Crossing the park boundary, you're now on the loop. You can continue straight along the gas pipeline and do the loop clockwise, but we chose to turn right and do the loop counter-clockwise. The orange blazes lead you along the park's fenceline before making a sharp left onto an old road. Hikers follow the old road to the rim of a deep sinkhole, at which point the orange blazes lead you toward the Withlacoochee River and away from the road. Don't worry, you'll see the road again. It runs nearly to the southern tip of the peninsula, and the trail follows it on several stretches on the way south.
Past the sinkhole the trail takes you along the Withlacoochee River in the downstream direction. Depending on the water level in the river, you may hear the water rushing over some limerock shoals. After this first meeting, though, the Withlacoochee flows quietly between its steep limestone banks. Turtles sun themselves near the shores and hawks glide overhead. Not many other hikers shared the trail with us, but boats and kayaks went by on the river below, and families camped and fished on the opposite side of the Withlacoochee.
Very close to the south end of the loop you can look across the river and see the ruins of an old wall that was built to impound the waters of Suwannacoochee Spring, part of Ellaville, a vanished lumbermill town. Straight ahead you'll soon spot the picnic table and fire ring that mark the primitive campground at the southern tip of the peninsula. This is a good spot to stop, rest, and look at the confluence of the Suwannee River and the Withlacoochee River. Looking downstream, you can see three bridges that still exist in this area--the CSX rail bridge, the old US 90 bridge, and the current US 90 bridge. You can also look across the Suwannee at the more active portion of Suwannee River State Park (actually, you'll probably have already heard the noise from all that activity).
From the camping area, the trail heads back north (upstream) along the west bank of the Suwannee River. After about half a mile of following the Suwannee, the trail crosses the barren avenue of the gas pipeline. Huge signs warn boaters not to "anchor or dredge" where the pipeline crosses the river. Once you've walked across the pipeline, start keeping an eye out for the "Big Oak" for which the trail is named. Less than a quarter mile past the pipeline, the "Big Oak" will be on the left side of the trail. It's an old live oak that is significantly larger than the other big live oaks in the area.

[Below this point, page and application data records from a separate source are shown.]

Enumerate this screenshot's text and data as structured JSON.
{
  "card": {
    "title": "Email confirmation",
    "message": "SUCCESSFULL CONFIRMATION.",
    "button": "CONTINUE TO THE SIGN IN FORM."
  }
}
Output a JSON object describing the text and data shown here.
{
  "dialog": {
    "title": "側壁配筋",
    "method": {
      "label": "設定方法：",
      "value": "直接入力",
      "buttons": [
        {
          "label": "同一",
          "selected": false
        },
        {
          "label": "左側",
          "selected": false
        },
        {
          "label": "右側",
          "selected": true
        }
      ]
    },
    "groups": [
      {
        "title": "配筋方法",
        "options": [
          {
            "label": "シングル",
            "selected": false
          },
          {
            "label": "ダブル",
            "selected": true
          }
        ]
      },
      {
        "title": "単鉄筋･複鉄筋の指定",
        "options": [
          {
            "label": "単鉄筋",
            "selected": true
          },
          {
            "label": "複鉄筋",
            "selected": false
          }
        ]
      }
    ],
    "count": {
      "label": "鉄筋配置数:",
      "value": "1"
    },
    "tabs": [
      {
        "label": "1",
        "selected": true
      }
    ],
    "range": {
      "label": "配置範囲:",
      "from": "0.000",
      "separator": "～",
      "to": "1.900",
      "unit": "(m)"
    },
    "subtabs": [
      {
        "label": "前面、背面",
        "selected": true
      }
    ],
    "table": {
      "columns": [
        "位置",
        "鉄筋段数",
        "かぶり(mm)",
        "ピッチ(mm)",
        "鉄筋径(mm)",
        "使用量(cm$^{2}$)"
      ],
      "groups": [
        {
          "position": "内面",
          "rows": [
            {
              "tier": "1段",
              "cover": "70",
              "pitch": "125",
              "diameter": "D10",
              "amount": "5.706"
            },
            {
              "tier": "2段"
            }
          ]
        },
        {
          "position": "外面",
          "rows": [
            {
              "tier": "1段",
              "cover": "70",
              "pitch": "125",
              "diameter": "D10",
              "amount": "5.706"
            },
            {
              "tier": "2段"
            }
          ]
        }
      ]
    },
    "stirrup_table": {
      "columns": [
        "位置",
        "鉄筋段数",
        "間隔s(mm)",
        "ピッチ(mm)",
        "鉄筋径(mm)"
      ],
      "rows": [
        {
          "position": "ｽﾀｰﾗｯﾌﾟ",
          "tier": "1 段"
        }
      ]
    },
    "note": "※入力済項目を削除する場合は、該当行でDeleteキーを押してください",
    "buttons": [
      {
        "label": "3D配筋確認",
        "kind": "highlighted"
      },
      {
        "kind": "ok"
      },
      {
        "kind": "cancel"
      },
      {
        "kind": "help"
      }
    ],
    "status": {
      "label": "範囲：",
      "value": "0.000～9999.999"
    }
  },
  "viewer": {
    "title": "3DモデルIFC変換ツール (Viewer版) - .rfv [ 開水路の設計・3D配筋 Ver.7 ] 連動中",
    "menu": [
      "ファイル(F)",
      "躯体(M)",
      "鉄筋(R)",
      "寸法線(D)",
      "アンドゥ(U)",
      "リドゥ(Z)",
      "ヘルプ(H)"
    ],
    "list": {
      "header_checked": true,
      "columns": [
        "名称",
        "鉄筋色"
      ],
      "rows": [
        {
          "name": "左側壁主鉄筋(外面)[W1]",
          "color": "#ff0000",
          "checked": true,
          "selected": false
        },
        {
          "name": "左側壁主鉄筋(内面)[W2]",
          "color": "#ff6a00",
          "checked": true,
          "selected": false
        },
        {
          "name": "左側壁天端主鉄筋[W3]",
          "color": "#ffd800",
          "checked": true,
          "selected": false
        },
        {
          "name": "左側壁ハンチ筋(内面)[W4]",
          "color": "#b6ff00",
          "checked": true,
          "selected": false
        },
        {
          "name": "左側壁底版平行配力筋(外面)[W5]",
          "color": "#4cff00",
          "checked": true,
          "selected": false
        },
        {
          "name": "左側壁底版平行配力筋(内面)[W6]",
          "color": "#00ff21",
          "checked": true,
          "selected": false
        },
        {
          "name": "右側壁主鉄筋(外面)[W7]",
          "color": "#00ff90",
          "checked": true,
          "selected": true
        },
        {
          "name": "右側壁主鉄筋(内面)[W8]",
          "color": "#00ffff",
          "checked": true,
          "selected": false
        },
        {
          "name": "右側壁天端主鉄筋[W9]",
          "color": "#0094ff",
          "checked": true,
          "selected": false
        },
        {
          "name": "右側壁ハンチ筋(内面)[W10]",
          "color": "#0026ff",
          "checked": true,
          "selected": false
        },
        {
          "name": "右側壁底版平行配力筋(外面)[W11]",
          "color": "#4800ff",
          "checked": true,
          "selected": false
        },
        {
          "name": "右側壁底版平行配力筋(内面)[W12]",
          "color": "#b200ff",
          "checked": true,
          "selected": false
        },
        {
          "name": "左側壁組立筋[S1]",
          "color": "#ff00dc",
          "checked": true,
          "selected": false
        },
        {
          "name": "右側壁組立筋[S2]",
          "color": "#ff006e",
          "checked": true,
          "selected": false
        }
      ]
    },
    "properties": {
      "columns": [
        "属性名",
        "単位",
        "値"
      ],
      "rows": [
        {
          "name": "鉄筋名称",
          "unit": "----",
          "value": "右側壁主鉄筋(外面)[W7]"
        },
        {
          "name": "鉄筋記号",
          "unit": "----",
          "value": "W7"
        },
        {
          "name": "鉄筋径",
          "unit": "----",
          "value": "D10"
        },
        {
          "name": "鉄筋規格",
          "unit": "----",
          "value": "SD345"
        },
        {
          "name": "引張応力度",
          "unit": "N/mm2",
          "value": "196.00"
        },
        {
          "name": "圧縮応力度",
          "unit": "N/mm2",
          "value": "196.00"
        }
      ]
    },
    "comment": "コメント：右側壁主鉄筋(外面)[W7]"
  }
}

Beyond the "Big Oak," the trail and the Suwannee River angle away from each other. There are no more river views, but plenty of woods, occasional sinkholes, and the possibility of wildlife sightings. Before completing the loop, you'll come to an intersection and the only sign (other than mileposts) on the loop. The orange-blazed Florida Trail goes right toward Key West, but you'll want to take the blue-blazed trail to the left that goes back toward your car. From the sign you follow the blue blazes back to the gas pipeline where you turn right. The pipeline takes you to the park boundary, where you complete the loop and rejoin the orange-blazed Florida Trail. Retrace your steps north along the pipeline back to CR 141.
The loop isn't absolutely flat, but it comes close. There were quite a few trees and branches down across the trail the day we hiked the loop (28 December 2008), but one work crew could change that.
More photos of the trail
Here are some links I used in planning our walk in the woods.
Grab and Go: Big Oak Trail
From the Florida Trail Association. You'll want the trail map.
Florida Hikes! Big Oak Trail
Sandra Friend's excellent take on the trail.